Assignment: Copy out each line below that has the word "thích" in it.

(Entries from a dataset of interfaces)
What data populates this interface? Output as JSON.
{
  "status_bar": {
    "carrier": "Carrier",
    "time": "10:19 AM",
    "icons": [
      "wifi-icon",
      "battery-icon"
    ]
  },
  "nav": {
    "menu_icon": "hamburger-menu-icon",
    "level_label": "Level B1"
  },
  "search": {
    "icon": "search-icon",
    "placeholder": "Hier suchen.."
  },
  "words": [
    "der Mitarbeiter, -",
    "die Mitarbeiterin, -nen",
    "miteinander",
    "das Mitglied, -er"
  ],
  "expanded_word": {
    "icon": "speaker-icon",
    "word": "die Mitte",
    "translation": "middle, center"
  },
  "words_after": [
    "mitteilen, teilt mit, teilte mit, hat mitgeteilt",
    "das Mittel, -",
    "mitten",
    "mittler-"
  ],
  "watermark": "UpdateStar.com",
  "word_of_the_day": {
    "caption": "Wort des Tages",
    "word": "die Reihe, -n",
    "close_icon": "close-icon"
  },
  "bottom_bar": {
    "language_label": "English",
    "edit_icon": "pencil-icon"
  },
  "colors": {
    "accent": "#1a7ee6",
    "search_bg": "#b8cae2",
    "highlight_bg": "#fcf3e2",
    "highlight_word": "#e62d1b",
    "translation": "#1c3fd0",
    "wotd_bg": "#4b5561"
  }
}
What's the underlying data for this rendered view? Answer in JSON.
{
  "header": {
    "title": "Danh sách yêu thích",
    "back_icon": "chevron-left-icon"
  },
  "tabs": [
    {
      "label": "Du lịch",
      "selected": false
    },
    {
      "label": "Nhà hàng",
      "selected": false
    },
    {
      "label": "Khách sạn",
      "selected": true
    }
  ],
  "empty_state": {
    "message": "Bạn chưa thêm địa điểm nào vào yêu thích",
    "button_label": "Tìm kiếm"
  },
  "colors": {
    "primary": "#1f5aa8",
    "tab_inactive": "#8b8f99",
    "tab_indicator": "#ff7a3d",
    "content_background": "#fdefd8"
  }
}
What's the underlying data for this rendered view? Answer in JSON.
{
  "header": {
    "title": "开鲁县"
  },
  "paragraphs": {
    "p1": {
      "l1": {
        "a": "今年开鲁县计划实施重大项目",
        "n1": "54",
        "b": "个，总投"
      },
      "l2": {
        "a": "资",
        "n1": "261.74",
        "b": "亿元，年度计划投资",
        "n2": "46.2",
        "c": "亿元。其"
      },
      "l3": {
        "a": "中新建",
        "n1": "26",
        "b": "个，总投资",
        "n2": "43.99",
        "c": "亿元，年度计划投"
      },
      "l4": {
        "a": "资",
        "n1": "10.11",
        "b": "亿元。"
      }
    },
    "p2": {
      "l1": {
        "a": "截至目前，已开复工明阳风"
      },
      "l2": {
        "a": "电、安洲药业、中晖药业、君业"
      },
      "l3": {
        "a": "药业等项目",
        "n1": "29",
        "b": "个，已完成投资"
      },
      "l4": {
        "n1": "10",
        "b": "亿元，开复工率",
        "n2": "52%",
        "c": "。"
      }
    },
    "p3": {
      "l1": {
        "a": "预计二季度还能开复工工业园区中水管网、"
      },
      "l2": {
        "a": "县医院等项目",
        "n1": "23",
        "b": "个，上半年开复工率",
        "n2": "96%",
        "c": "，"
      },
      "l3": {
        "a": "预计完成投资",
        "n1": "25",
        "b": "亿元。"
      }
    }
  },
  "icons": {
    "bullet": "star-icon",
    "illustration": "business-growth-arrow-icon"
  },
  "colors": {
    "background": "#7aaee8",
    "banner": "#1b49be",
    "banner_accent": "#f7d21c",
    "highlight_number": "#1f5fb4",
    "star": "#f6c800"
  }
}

Written response:
    "title": "Danh sách yêu thích",
    "message": "Bạn chưa thêm địa điểm nào vào yêu thích",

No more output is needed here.